-- SOURCE INFORMATION follows --

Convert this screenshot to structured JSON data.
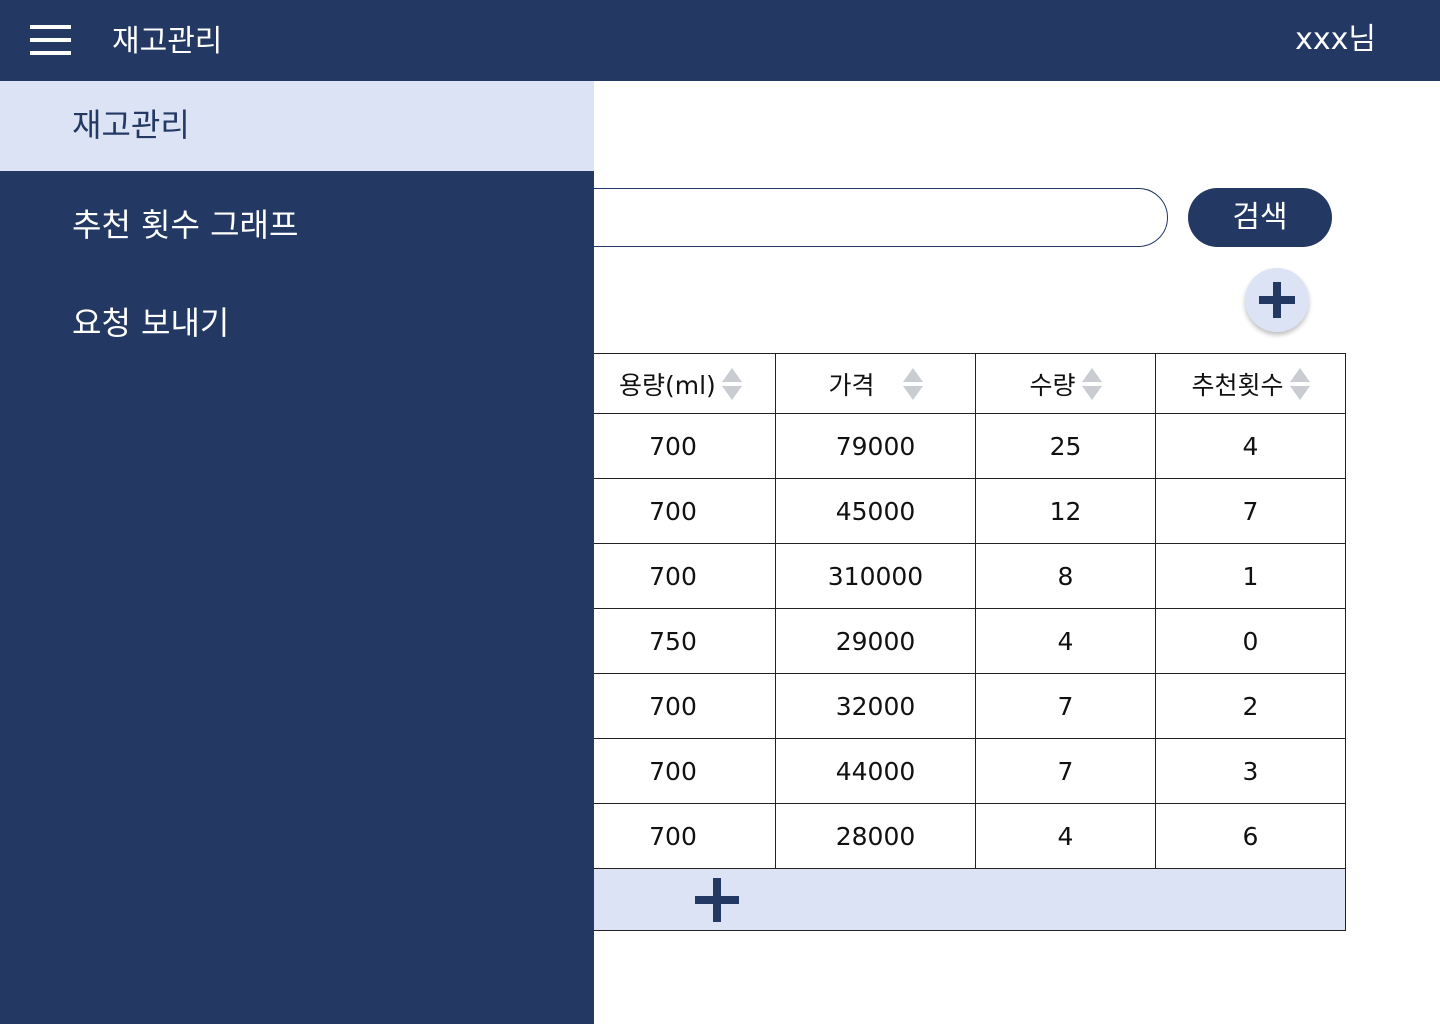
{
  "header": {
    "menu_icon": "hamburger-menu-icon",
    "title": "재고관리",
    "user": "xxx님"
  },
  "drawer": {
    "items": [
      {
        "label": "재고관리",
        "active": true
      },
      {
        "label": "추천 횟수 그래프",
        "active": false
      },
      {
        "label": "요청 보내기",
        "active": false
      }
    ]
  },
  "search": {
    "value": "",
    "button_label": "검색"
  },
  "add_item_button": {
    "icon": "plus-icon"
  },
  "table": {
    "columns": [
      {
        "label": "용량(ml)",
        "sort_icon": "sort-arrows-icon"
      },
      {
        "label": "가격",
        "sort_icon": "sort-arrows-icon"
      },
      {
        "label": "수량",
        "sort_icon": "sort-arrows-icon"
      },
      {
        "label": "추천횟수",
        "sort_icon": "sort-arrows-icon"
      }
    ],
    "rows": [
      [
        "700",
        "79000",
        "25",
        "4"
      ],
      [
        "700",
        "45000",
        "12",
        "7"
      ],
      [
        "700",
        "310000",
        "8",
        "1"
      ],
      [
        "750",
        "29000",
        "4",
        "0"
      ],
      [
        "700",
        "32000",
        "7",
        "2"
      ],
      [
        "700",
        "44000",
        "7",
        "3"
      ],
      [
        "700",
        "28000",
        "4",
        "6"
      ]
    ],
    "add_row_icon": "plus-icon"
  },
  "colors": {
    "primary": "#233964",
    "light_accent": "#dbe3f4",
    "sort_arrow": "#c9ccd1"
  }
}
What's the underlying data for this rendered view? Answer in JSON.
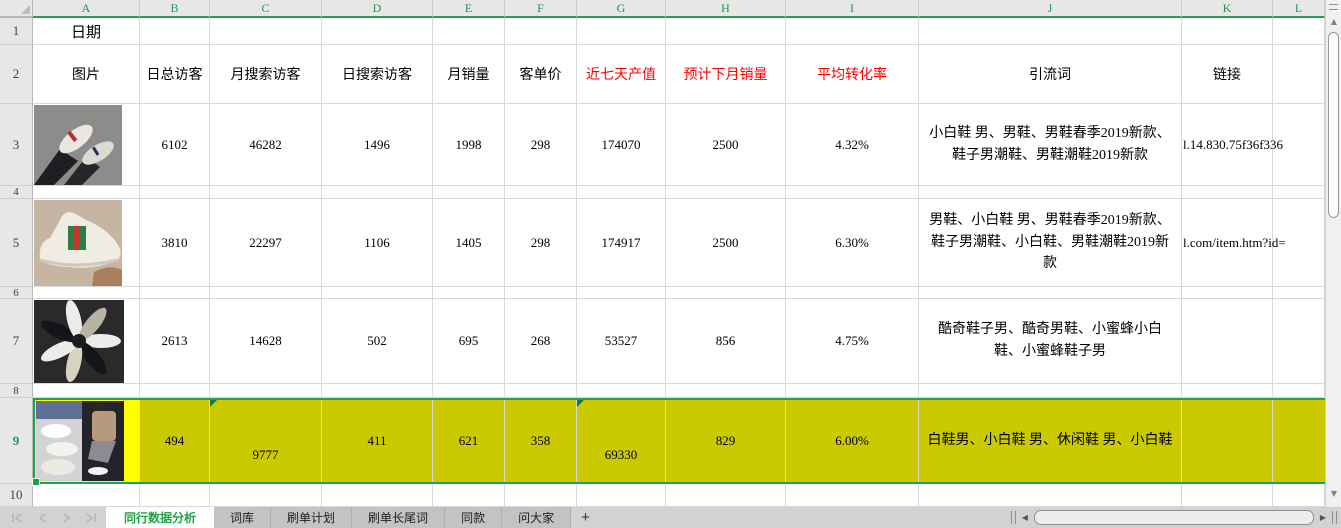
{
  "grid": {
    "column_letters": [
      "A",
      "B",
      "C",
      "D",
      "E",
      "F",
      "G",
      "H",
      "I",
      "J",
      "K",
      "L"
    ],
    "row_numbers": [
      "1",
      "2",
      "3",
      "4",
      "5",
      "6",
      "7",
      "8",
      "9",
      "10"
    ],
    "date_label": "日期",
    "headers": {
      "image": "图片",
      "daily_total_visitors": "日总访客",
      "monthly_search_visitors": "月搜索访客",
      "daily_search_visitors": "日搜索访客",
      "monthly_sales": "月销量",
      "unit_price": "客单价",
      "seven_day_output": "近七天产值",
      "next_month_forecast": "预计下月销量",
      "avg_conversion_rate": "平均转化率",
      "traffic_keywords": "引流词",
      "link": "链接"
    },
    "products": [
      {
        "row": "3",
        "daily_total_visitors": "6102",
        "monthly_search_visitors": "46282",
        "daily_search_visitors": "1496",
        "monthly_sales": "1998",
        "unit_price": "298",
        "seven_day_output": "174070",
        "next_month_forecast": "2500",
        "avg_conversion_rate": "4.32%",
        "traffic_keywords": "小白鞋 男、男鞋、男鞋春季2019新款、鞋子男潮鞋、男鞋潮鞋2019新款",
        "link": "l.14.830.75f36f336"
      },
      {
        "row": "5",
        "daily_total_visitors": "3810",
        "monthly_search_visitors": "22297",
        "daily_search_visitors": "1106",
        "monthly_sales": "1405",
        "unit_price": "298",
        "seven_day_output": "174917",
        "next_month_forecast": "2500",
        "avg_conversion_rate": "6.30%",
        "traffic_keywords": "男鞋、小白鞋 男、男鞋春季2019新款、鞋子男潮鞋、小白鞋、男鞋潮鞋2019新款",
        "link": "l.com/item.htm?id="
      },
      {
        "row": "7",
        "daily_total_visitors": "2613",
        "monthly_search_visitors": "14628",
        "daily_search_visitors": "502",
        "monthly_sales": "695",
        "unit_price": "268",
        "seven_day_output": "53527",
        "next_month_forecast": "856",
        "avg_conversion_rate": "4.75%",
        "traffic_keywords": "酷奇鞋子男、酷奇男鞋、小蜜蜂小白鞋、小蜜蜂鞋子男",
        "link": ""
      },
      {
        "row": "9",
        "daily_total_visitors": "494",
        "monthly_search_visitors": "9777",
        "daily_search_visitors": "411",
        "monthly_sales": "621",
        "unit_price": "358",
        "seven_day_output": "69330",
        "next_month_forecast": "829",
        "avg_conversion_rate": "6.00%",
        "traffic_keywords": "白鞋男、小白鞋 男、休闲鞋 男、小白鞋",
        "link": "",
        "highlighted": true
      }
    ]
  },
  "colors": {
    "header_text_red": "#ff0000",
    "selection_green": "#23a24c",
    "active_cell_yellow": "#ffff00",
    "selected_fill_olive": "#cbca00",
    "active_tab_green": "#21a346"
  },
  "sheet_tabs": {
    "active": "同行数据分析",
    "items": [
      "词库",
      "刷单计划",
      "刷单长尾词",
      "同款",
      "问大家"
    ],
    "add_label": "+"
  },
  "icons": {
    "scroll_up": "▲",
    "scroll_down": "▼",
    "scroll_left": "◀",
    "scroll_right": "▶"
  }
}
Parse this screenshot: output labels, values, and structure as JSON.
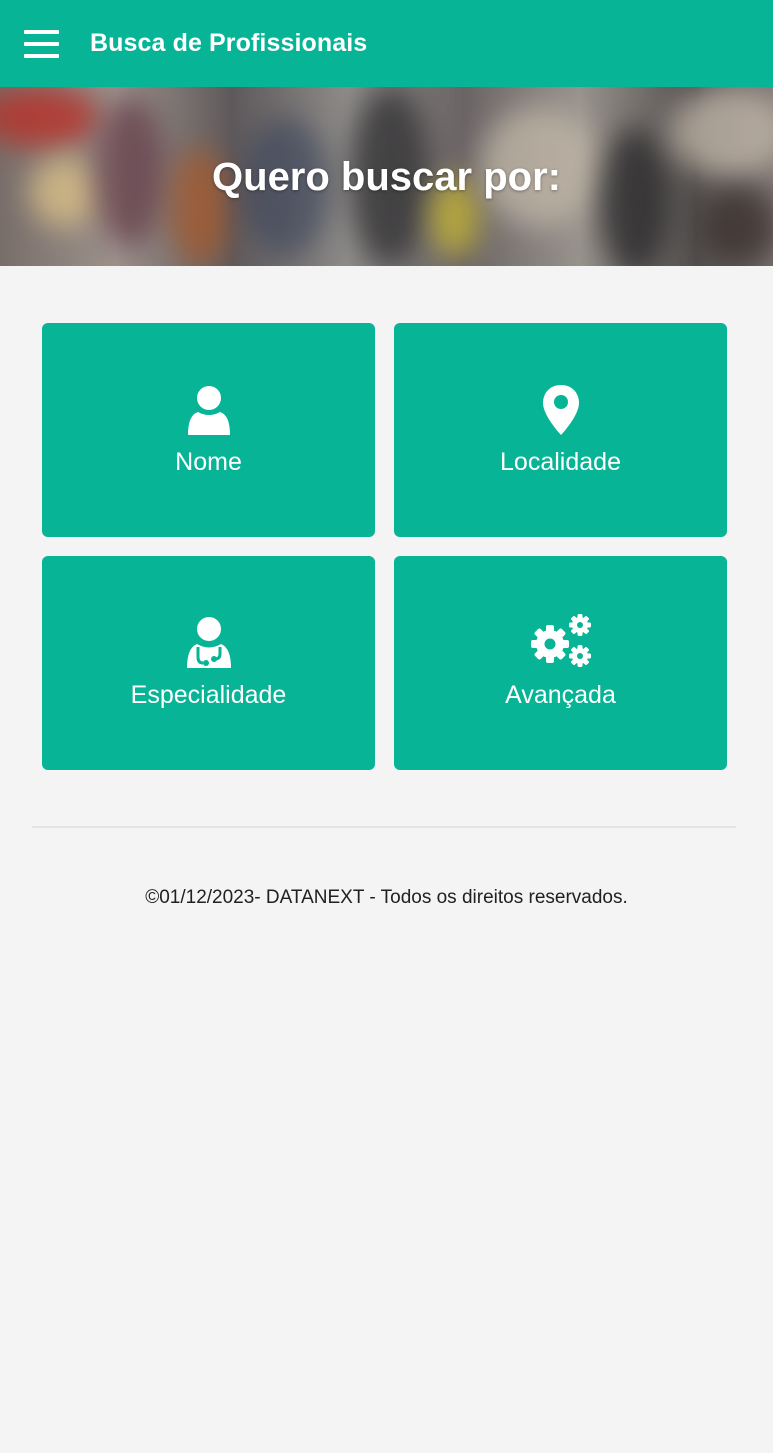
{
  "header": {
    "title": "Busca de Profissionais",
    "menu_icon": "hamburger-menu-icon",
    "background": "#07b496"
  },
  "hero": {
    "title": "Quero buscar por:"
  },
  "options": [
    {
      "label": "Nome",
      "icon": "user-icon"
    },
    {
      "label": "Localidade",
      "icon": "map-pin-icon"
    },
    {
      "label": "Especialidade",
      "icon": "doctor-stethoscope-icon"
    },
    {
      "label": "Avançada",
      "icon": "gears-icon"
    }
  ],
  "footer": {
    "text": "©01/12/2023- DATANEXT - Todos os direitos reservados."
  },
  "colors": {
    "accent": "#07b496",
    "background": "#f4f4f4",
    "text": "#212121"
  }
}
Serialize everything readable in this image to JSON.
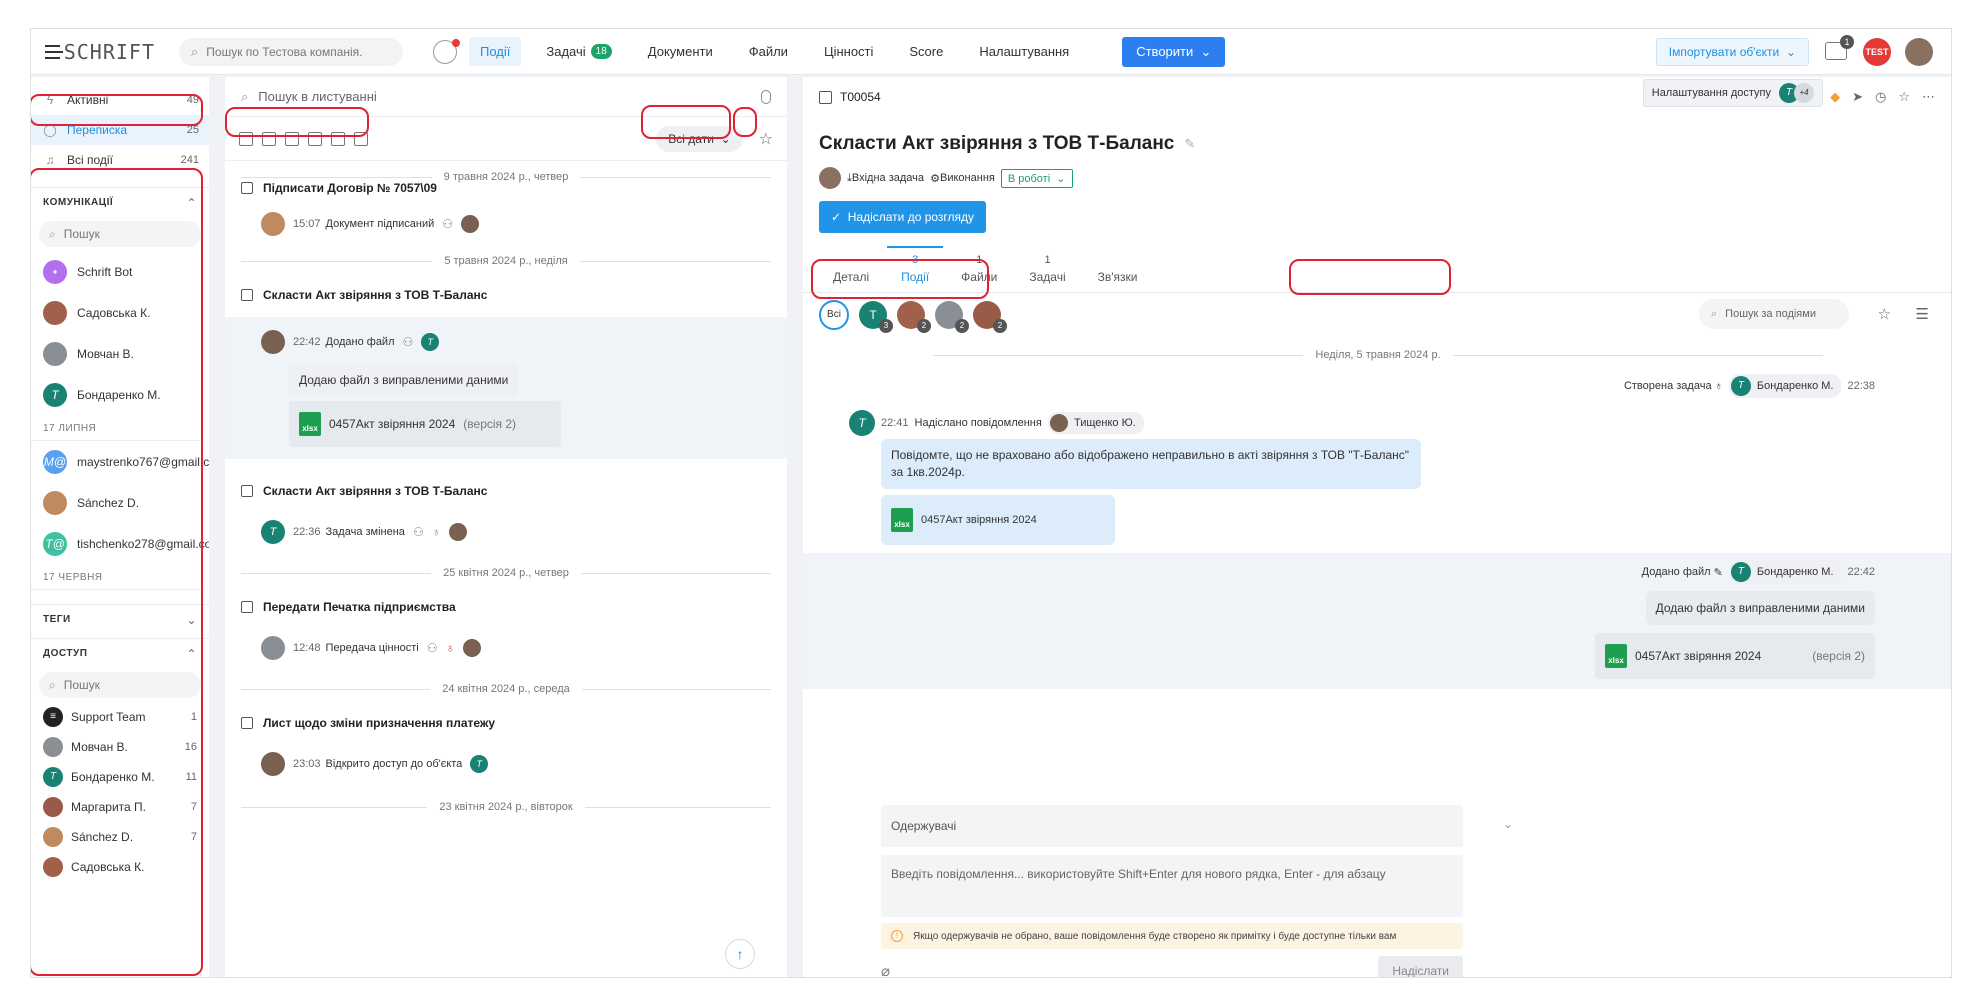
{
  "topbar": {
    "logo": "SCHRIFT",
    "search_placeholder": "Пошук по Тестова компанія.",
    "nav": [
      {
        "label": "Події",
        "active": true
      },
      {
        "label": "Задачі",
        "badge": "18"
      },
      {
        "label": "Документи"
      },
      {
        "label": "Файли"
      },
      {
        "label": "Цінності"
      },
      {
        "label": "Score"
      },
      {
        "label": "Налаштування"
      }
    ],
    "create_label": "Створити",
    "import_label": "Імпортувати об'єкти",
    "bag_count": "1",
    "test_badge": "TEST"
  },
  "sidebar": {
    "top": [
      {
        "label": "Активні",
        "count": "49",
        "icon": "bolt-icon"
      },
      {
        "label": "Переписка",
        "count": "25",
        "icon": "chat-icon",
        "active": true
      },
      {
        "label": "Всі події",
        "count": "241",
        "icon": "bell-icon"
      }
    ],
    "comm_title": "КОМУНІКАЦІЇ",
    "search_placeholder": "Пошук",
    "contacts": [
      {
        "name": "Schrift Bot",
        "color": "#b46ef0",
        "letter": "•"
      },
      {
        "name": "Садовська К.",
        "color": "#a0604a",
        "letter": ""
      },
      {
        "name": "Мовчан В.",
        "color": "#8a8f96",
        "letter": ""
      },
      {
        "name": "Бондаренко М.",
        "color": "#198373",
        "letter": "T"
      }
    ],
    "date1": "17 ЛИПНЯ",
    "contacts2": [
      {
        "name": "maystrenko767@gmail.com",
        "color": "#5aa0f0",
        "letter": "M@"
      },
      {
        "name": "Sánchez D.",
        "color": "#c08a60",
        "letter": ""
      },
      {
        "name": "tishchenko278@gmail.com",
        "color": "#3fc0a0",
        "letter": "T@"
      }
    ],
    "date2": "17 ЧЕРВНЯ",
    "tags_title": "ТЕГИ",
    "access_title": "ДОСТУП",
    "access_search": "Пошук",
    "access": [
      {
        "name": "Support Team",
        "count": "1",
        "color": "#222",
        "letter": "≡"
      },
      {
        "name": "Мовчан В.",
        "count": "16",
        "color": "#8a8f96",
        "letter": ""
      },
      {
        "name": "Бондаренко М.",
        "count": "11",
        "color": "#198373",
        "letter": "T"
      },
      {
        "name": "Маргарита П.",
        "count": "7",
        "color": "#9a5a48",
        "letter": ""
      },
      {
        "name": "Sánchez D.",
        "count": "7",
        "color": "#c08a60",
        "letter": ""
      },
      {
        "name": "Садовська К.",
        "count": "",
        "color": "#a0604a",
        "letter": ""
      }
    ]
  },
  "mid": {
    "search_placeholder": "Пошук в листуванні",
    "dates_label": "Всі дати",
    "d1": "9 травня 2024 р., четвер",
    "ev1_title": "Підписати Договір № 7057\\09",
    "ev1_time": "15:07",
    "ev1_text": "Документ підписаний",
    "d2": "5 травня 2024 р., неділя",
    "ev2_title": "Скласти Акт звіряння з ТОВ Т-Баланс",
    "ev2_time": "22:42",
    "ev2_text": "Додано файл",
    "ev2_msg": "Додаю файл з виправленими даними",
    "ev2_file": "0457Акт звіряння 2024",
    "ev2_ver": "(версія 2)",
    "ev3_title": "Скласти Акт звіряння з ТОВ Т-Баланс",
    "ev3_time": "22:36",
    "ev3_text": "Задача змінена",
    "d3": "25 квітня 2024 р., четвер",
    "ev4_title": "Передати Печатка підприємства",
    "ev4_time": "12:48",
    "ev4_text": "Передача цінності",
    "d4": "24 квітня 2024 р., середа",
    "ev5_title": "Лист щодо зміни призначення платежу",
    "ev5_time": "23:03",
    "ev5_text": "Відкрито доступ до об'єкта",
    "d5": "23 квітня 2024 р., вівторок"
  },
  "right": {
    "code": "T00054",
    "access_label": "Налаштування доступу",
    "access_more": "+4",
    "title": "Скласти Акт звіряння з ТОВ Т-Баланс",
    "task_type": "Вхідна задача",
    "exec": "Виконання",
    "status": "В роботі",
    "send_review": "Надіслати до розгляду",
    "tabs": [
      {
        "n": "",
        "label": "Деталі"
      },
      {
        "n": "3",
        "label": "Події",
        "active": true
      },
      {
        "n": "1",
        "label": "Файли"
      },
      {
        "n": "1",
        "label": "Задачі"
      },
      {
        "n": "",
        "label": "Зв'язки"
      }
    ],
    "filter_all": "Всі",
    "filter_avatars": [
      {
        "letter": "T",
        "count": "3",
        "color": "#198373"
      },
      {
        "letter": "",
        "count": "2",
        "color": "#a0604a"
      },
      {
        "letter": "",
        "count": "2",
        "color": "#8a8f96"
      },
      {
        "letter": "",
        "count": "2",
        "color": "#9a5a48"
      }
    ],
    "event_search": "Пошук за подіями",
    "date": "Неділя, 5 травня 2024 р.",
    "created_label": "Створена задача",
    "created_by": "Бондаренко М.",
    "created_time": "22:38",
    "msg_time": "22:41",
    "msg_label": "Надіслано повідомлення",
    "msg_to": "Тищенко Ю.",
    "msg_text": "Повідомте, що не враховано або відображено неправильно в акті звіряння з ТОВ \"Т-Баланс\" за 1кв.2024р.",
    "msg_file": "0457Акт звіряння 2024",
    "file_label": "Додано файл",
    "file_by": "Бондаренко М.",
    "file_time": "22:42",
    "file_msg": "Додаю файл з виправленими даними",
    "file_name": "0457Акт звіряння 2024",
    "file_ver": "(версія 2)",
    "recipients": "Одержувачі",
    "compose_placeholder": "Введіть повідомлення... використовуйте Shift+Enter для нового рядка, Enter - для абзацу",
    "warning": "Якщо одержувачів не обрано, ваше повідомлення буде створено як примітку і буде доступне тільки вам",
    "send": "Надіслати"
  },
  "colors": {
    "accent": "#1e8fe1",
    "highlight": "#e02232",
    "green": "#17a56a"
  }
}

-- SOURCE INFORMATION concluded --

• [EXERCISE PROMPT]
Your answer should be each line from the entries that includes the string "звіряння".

• [SOLUTION FOR THIS EXERCISE]
    "ev2_title": "Скласти Акт звіряння з ТОВ Т-Баланс",
    "ev2_file": "0457Акт звіряння 2024",
    "ev3_title": "Скласти Акт звіряння з ТОВ Т-Баланс",
    "title": "Скласти Акт звіряння з ТОВ Т-Баланс",
    "msg_text": "Повідомте, що не враховано або відображено неправильно в акті звіряння з ТОВ \"Т-Баланс\" за 1кв.2024р.",
    "msg_file": "0457Акт звіряння 2024",
    "file_name": "0457Акт звіряння 2024",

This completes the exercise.